Heat wave puts strain on air conditioners
CLIO, Mich. - The late June and early July extended heat wave has put air conditioners to the test.
Cooling companies say they're overwhelmed with calls from people whose homes are a little too toasty.
"We are off the hook with calls, I think that goes for every heating and cooling company around," said Jeff Lee from Holland Heating and Cooling.
He says there's a few reasons why your air might not work in peak heat.
"The air conditioner not working at all, which sometimes comes down to low refrigerant levels, there's a way to check that just by looking at the unit. Sometimes it's something as simple as a capacitor. Other times it's just a dead AC unit," explained Lee.
Lee says you should remove weeds and dirt from around your outside unit to keep it working well.
You can also check the pipes for signs of a problem.
"If for some reason you start out with having cool air and then it seems to stop, go outside and take a peek at your unit especially the pipes that run into your house. If you noticed that those pipes are frosted, they are not supposed to be frosted that's usually an indication of bad air flow or low refrigerant so you need to have the unit repaired," said Lee.
Don’t forget about changing the furnace filter, even during the summer.
"We tend not to think about the furnace because we're dealing with central air. But it's the furnace duct work and the furnace that propels the central air through the house, so having a clean filter is imperative," described Lee.
"We have seen quite a bit of a jump in sales, and the air conditioners and everything else a lot of places have been running out," said Bill Rickley, assistant manager at Gill-Roy’s Hardware in Clio.
He says sales of portable AC units are sizzling just like the temperatures outside.

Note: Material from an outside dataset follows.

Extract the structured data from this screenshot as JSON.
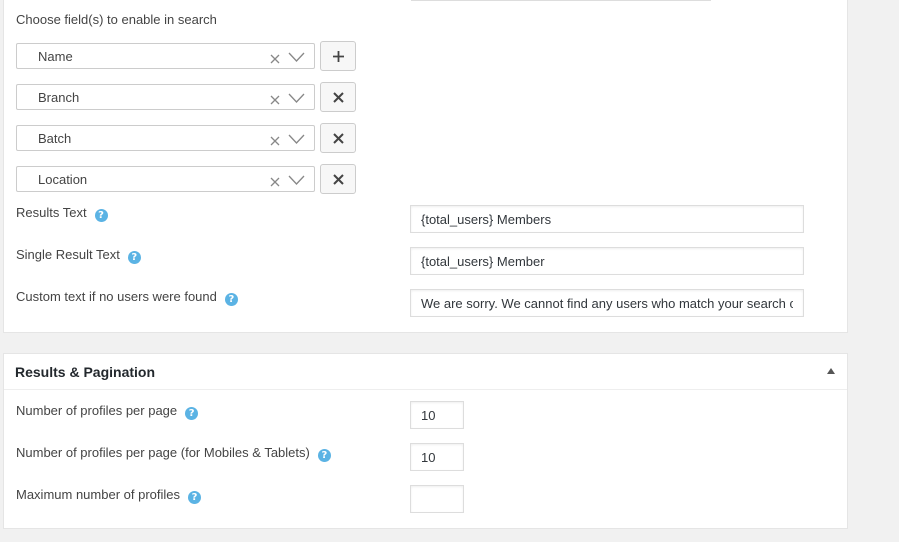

"We've seen an increase to where we have to order a lot more, we order them twice a week now,” said Rickley.
Lee says portable AC is a good alternative if you don't have central air, but make sure it's the right size.
"The key is sizing them properly so that they cycle on and off rather than getting one too small that runs forever and drives your utility bills just crazy," said Lee.